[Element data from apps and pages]
•••••

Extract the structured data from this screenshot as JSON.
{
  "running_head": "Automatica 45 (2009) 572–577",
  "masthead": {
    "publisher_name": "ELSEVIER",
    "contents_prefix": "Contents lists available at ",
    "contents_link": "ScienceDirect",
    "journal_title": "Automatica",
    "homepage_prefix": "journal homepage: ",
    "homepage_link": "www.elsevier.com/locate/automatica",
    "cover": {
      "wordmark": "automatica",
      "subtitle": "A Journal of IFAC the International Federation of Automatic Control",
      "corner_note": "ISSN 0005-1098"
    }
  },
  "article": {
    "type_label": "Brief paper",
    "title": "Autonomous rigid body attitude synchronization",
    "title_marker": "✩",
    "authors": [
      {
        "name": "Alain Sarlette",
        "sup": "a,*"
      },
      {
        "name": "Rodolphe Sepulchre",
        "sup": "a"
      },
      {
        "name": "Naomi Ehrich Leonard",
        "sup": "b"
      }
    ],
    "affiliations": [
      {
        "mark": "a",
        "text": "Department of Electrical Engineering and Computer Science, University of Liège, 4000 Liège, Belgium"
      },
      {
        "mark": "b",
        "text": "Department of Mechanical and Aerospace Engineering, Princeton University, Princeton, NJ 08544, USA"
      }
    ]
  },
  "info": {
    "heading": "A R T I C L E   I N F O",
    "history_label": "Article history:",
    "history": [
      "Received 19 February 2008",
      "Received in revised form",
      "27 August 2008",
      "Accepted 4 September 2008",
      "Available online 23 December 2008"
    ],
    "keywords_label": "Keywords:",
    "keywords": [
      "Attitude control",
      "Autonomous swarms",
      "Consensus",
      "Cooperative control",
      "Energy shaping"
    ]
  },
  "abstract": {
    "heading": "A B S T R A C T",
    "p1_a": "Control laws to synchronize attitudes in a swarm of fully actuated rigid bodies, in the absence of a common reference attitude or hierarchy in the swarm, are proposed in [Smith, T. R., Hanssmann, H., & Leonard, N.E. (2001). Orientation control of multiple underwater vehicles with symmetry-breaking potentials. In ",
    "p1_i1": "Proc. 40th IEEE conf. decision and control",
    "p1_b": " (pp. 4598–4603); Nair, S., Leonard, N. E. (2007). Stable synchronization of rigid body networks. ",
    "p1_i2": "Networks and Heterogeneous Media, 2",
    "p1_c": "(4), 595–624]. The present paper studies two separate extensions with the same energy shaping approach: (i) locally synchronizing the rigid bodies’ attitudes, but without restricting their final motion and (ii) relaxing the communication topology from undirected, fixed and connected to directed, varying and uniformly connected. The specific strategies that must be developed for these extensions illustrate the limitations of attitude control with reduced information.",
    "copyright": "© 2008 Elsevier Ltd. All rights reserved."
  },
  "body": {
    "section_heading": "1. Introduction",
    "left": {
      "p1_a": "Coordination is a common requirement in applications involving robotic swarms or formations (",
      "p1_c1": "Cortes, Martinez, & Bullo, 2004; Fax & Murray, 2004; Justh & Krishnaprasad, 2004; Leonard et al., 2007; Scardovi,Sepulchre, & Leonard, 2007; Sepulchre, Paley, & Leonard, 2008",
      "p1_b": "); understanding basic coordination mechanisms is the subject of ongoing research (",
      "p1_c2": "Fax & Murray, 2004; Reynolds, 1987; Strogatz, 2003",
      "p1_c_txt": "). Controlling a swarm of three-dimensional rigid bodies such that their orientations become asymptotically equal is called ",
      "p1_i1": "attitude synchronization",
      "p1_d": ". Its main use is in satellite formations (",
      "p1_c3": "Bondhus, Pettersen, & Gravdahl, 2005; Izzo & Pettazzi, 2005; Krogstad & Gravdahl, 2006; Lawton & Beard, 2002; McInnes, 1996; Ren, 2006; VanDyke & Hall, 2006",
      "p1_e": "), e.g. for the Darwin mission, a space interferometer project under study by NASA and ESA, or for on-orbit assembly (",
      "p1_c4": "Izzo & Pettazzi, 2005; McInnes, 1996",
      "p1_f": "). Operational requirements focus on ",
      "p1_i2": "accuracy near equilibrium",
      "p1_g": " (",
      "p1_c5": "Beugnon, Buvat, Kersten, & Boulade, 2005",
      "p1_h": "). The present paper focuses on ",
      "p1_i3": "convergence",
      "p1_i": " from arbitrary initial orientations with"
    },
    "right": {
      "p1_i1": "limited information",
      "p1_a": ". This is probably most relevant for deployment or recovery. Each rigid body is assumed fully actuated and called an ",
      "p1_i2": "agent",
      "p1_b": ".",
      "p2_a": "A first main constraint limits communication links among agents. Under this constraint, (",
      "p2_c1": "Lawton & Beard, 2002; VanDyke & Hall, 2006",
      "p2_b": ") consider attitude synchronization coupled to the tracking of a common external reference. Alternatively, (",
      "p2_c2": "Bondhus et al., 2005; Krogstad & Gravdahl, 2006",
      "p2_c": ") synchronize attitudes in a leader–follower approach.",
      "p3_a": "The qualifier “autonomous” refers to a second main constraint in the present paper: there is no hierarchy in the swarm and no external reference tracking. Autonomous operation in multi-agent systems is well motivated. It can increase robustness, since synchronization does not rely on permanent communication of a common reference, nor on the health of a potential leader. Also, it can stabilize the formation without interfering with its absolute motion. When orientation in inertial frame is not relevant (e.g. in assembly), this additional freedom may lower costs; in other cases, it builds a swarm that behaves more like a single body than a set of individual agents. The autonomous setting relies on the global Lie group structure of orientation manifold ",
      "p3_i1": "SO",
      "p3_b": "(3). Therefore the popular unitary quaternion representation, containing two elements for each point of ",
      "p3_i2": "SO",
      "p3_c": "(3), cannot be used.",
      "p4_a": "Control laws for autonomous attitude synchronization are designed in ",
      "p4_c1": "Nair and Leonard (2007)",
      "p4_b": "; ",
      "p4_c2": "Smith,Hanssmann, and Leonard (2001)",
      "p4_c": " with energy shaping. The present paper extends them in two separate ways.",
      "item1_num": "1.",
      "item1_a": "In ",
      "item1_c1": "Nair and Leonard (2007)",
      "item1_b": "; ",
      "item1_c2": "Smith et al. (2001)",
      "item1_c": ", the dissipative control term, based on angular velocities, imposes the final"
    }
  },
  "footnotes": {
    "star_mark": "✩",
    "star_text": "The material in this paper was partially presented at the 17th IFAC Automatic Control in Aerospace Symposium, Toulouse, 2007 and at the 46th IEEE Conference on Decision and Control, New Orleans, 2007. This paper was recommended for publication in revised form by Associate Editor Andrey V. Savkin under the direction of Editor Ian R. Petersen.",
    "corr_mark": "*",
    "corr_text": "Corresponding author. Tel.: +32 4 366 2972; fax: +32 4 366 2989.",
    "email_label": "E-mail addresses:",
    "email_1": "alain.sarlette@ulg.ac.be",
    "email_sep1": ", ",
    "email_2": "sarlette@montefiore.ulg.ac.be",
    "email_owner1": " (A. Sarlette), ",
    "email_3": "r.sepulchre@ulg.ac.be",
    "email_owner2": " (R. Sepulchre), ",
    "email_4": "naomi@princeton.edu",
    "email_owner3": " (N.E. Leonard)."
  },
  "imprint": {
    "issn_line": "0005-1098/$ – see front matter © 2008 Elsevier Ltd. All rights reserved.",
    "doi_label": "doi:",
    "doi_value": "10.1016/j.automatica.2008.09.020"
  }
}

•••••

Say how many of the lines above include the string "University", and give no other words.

• _TASK SOLUTION_
2